[Stored entries]
^^^^^^^^
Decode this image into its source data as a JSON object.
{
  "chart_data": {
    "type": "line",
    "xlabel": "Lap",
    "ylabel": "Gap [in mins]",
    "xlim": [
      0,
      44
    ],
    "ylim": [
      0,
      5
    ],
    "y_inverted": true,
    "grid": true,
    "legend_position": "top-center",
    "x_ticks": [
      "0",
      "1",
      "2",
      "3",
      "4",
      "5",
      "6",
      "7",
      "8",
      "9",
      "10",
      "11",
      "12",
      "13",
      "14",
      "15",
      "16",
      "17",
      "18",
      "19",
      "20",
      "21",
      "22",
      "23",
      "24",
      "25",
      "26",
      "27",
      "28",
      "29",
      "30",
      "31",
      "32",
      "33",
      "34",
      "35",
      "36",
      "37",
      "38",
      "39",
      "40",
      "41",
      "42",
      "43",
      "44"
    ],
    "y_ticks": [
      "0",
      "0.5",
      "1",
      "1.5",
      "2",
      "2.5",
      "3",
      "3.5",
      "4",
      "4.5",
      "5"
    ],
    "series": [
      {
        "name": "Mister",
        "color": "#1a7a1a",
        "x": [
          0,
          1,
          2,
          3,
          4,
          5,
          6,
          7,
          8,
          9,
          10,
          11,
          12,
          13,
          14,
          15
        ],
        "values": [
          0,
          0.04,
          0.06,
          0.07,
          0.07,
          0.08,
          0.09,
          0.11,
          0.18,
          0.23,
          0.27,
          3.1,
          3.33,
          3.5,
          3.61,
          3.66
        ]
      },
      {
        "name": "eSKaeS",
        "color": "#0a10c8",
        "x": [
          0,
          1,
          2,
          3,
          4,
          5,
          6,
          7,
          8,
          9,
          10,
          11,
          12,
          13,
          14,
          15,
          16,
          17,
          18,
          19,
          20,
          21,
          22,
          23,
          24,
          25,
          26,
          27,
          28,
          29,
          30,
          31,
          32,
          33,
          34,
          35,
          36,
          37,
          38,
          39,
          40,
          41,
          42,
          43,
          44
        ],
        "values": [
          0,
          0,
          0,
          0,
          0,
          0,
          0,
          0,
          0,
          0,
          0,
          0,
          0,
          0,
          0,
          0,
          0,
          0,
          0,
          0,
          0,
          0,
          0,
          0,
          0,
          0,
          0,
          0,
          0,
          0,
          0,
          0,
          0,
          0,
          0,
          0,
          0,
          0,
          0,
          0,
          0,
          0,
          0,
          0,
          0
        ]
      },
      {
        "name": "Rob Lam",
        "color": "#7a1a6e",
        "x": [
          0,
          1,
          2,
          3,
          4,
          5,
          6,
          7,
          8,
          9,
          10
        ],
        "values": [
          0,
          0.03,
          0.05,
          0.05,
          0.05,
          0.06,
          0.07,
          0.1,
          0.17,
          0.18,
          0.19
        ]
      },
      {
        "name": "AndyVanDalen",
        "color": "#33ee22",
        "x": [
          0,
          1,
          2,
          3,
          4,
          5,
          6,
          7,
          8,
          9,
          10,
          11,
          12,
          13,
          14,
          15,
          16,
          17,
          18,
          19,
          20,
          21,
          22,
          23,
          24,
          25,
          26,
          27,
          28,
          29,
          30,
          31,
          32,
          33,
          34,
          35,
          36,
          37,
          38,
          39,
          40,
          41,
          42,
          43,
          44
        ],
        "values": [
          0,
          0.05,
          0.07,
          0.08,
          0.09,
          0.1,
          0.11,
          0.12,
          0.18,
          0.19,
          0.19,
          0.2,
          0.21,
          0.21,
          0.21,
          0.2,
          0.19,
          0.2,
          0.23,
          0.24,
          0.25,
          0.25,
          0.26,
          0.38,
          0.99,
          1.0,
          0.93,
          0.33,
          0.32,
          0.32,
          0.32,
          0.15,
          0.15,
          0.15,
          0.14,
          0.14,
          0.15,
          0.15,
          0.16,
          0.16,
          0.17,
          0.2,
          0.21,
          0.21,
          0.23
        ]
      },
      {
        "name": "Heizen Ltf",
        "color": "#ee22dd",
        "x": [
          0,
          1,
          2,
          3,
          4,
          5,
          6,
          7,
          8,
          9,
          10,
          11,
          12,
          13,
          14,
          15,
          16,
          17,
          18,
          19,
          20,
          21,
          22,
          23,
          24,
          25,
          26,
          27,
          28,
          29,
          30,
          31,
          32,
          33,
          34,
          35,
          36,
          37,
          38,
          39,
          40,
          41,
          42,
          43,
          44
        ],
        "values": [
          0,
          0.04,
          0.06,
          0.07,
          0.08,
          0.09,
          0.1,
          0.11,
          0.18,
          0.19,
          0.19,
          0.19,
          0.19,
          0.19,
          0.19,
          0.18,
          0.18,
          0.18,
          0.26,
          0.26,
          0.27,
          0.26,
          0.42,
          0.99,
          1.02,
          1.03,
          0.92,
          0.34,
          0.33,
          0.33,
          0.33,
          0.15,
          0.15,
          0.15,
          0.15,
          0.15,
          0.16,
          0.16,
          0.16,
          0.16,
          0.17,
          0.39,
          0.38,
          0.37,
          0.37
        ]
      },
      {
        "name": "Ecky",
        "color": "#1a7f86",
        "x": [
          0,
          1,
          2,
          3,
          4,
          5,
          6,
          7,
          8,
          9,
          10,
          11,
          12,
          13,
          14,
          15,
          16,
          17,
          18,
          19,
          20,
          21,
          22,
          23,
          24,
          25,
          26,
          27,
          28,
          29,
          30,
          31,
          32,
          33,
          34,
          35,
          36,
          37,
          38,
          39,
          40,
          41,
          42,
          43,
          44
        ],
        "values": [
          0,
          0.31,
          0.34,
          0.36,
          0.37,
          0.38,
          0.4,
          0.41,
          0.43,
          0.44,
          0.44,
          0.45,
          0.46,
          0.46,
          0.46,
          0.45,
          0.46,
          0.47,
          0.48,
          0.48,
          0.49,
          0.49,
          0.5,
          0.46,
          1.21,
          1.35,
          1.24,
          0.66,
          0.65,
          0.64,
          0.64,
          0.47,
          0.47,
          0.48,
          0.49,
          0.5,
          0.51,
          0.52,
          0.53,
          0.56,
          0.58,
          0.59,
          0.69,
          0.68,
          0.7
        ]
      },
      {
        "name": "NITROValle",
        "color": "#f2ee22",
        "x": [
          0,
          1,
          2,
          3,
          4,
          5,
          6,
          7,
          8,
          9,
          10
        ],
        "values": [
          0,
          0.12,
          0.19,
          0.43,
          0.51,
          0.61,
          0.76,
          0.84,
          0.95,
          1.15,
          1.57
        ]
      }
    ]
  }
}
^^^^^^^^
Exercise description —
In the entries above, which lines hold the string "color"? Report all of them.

Response to the exercise —
        "color": "#1a7a1a",
        "color": "#0a10c8",
        "color": "#7a1a6e",
        "color": "#33ee22",
        "color": "#ee22dd",
        "color": "#1a7f86",
        "color": "#f2ee22",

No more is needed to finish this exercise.